Extract each line from the entries below that has the string "icon" in it.

* Material provided
[Start of section]
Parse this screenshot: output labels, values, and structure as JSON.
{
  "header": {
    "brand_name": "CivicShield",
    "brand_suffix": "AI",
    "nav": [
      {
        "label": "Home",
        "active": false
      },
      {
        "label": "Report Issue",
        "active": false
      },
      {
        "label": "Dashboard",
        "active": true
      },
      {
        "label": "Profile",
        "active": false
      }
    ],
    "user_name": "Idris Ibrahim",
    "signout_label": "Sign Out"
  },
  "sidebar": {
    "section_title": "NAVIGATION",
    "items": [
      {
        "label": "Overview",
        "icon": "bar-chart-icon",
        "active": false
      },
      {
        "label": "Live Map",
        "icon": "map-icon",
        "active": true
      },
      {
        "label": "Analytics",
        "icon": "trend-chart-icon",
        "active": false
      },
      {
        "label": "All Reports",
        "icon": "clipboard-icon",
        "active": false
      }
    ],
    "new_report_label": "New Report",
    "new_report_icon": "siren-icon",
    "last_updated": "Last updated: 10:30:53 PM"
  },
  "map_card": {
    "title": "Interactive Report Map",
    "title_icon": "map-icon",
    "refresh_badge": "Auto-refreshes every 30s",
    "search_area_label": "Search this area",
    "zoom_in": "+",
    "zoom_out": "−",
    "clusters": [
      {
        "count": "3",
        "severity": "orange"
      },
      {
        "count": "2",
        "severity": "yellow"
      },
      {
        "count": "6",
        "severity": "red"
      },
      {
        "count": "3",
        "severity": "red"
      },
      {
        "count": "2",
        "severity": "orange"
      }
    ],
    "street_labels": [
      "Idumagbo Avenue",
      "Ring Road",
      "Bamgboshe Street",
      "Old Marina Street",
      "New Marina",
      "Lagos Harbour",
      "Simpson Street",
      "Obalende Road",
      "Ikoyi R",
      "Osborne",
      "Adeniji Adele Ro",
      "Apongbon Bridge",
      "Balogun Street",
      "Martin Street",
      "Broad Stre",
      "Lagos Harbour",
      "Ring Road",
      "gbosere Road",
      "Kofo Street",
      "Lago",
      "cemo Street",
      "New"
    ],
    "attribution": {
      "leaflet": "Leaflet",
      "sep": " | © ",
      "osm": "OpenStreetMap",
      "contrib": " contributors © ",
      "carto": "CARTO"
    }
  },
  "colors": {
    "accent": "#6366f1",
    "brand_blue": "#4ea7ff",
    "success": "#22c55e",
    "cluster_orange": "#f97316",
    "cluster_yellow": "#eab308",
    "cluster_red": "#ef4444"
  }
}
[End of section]
* Written answer
        "icon": "bar-chart-icon",
        "icon": "map-icon",
        "icon": "trend-chart-icon",
        "icon": "clipboard-icon",
    "new_report_icon": "siren-icon",
    "title_icon": "map-icon",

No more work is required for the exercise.